Report back every line in the data that includes the string "date".

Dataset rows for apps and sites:
--- START ---

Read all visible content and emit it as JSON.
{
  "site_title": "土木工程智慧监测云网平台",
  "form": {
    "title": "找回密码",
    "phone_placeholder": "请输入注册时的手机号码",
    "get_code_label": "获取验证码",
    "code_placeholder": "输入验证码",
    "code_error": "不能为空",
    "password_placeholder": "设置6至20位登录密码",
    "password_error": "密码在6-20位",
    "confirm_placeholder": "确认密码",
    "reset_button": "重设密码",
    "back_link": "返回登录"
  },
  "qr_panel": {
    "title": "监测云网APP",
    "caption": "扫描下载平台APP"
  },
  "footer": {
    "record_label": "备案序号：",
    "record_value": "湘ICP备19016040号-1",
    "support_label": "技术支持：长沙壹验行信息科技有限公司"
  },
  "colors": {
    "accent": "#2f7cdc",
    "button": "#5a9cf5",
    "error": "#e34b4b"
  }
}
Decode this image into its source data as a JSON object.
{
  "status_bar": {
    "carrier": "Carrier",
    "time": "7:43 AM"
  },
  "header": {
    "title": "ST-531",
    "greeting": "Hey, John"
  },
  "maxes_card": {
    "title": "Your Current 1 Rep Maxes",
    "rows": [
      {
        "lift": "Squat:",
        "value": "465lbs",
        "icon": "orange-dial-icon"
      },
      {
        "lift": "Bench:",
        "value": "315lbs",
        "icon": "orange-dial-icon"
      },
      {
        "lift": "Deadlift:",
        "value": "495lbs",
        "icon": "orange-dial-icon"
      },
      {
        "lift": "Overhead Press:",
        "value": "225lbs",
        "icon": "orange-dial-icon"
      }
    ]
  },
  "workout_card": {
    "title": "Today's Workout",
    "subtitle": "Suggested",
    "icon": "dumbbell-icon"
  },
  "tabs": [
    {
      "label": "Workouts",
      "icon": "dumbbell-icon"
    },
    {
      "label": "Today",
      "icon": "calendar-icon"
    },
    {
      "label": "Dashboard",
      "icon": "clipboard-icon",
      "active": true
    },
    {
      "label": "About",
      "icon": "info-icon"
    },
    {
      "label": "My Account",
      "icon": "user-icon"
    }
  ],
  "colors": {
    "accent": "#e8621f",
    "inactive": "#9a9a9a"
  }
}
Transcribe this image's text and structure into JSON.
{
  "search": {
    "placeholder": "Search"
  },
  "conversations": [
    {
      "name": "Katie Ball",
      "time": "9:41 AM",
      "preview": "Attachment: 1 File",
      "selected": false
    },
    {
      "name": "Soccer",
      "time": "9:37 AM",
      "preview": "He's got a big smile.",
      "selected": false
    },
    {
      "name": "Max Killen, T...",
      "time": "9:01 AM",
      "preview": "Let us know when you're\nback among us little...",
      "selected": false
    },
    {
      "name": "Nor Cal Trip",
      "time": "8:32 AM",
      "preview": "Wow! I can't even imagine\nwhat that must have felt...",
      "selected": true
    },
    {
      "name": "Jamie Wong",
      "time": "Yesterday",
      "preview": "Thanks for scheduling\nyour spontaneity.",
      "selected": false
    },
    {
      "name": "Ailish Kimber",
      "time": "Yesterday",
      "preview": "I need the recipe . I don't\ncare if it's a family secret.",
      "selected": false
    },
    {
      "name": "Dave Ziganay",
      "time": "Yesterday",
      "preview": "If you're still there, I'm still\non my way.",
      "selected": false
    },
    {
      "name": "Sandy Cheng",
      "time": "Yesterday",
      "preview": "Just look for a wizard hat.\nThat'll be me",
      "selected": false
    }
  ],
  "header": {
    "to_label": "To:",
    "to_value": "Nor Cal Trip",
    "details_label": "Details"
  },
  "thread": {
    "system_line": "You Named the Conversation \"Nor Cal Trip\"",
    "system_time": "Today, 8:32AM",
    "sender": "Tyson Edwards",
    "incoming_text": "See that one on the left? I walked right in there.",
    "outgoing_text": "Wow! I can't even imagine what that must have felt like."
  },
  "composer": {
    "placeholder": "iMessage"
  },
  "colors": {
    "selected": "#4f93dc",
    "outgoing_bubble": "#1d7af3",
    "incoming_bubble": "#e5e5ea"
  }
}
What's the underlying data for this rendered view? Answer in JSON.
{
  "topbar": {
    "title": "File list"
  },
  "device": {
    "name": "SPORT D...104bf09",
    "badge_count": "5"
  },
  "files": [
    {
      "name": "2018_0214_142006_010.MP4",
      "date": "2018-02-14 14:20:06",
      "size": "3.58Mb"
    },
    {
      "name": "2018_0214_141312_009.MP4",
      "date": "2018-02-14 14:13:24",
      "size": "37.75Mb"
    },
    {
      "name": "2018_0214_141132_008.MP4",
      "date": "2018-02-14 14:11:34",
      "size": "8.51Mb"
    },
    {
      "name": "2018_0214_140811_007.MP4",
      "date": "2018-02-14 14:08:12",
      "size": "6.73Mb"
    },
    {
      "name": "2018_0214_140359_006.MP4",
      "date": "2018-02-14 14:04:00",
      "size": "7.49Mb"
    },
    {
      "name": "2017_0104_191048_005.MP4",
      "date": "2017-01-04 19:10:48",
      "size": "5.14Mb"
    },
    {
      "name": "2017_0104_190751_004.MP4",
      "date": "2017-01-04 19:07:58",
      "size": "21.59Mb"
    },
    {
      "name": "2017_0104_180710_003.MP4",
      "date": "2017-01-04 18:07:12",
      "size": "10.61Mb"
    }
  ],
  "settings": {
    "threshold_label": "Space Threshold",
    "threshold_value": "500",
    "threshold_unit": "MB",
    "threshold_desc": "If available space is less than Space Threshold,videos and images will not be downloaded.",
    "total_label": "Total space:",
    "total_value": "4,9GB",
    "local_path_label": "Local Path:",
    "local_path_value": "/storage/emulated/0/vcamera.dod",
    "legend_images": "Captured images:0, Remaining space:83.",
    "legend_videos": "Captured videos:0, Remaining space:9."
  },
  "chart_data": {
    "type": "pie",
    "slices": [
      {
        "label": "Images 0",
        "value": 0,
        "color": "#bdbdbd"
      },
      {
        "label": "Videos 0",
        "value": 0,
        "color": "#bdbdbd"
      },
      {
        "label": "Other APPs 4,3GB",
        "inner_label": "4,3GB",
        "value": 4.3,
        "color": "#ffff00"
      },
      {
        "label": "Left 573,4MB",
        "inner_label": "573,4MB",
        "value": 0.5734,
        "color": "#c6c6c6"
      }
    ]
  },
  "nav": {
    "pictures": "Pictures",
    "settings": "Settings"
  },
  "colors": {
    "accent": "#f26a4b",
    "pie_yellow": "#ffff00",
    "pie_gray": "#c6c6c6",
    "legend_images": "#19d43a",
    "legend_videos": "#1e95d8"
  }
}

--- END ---

> _Task result_
      "date": "2018-02-14 14:20:06",
      "date": "2018-02-14 14:13:24",
      "date": "2018-02-14 14:11:34",
      "date": "2018-02-14 14:08:12",
      "date": "2018-02-14 14:04:00",
      "date": "2017-01-04 19:10:48",
      "date": "2017-01-04 19:07:58",
      "date": "2017-01-04 18:07:12",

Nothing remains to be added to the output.